This is a follow-on to my article How to Help an Older Person Take a Saliva-Based DNA Test.
Earlier this year I learned from Judy Russell that there are methods to help an older person take a saliva-based DNA test. The cheek-scrape tests are generally not a problem, but saliva-based tests can be difficult.
I sent two DNA tests to my grandmother across the country, 23andMe and Ancestry DNA tests. My family there was not able to help her take the tests. I planned and made a trip to see her last month. Right before my trip I thought to check with my family that they still had the DNA tests. No one knew where they were.
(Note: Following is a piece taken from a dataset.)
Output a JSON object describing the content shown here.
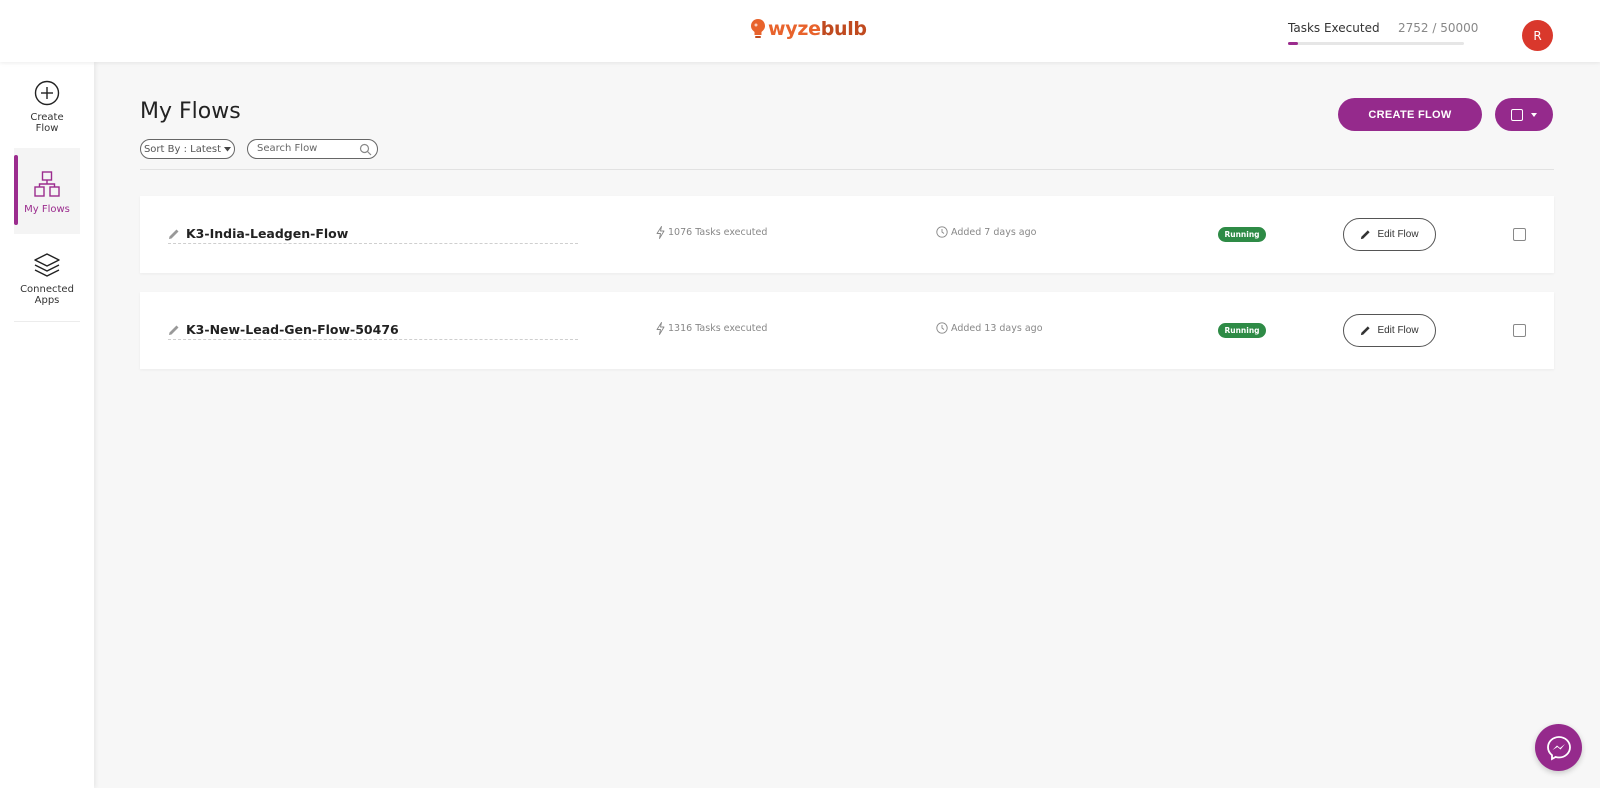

With little time to plan, I decided to ship an Ancestry DNA test to arrive when I did. That test was the more essential. I hoped to find the 23andMe test.
The first morning of my trip, my grandmother went to the emergency room. Realizing that I might not get many more chances to help her take the test, I stopped by a Walgreens and picked up essential supplies: saline and GUM scrapers. I did not have an opportunity to visit her care home to check if the DNA test kits and supplies I sent with them were still there.
Test 1: I had the Ancestry kit, so I opened up the vial, balancing it in some tube-shaped supply in the hospital room. I pressed the Simply Saline squirter until the vial was filled a little past the line. I brushed four GUM brushes on her inner cheek, swishing each in the vial.
Test 2: I did not have the 23andMe kit, so I just used four GUM brushes on her inner cheek and placed the supplied cap on each. I saved the GUM brushes. Later when I arrived home a few days later, I used a 23andMe kit with the saline and brushes like before.
Sadly, my grandmother passed away two weeks later.
The Ancestry test was successful. Unfortunately, the 23andMe test failed.
Hopefully this can give you some guidance on what, and what not, to do to help someone who finds it difficult take a saliva-based DNA test.